• **Problem to solve**
Go through the material below and count the lines containing the word "path". Give that number by itself.

• **Data for analysis**
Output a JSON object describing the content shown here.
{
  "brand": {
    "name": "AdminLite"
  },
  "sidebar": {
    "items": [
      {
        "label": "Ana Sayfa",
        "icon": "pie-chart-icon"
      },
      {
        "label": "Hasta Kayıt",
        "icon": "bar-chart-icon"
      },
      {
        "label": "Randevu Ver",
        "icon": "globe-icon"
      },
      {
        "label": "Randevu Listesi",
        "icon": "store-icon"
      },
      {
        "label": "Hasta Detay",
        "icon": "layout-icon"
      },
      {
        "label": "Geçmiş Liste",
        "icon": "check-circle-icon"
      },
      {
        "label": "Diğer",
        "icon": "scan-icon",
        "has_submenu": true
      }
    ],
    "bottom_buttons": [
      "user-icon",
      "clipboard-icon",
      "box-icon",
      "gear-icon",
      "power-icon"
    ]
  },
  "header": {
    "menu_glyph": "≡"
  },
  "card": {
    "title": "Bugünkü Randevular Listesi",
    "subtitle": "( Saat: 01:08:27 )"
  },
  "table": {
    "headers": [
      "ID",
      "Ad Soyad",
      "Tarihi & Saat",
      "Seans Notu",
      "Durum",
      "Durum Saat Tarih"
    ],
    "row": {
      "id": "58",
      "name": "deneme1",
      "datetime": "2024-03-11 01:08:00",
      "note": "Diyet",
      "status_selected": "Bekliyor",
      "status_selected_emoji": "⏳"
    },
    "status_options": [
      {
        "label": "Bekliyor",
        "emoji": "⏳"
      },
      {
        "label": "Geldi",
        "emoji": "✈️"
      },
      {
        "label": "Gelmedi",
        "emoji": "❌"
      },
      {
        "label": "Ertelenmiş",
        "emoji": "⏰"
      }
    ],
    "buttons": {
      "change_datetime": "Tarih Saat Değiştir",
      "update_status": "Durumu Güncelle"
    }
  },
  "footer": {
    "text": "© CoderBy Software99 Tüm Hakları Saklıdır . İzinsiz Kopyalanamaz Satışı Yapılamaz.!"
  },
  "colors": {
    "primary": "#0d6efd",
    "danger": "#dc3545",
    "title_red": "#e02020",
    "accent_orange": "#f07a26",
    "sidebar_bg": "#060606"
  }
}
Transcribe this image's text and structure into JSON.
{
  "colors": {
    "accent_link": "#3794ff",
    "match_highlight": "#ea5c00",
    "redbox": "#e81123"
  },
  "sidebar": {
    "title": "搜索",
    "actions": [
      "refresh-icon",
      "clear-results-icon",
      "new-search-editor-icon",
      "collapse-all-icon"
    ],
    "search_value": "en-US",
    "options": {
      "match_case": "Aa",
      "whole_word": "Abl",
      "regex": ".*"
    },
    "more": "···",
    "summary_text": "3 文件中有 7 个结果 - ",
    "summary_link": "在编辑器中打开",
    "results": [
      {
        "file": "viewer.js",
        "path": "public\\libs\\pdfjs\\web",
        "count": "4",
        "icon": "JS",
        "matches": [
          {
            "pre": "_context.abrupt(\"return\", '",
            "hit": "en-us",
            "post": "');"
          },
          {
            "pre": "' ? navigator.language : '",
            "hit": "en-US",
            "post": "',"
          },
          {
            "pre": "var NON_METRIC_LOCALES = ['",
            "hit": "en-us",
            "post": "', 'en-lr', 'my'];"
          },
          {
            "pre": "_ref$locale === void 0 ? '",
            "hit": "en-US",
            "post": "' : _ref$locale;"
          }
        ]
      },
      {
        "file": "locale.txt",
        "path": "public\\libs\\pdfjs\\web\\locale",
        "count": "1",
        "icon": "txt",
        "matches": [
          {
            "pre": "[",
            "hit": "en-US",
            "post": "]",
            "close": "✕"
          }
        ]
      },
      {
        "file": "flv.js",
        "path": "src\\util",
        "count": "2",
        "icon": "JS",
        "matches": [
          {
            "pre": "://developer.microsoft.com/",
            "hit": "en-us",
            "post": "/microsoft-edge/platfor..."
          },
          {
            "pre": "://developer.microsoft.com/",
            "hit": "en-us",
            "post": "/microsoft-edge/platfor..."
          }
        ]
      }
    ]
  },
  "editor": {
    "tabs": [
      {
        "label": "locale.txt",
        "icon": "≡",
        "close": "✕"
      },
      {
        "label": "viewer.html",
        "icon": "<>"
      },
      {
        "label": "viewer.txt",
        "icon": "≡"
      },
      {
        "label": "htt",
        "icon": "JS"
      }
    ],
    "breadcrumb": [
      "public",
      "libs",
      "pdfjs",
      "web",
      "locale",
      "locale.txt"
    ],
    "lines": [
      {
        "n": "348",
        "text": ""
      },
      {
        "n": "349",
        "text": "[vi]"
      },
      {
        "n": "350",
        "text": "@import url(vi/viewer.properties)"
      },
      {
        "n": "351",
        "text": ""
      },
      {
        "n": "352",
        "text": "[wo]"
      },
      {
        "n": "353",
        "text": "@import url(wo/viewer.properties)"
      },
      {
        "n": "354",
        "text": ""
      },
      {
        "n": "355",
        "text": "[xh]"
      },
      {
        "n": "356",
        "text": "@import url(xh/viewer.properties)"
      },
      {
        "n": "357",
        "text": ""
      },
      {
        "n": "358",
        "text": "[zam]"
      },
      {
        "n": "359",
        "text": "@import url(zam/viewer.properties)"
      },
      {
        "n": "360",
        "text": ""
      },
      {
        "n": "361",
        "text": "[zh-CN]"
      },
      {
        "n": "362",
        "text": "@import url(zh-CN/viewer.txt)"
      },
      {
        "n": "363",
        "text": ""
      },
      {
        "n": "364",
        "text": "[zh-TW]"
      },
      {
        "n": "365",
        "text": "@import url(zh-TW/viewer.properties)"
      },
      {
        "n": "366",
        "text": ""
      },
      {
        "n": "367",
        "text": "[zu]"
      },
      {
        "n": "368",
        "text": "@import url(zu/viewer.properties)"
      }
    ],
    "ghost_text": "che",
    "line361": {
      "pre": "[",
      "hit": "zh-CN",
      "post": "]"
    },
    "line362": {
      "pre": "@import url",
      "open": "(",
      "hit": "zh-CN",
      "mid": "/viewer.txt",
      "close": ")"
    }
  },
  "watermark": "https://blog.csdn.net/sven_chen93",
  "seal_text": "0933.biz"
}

• **Solution**
3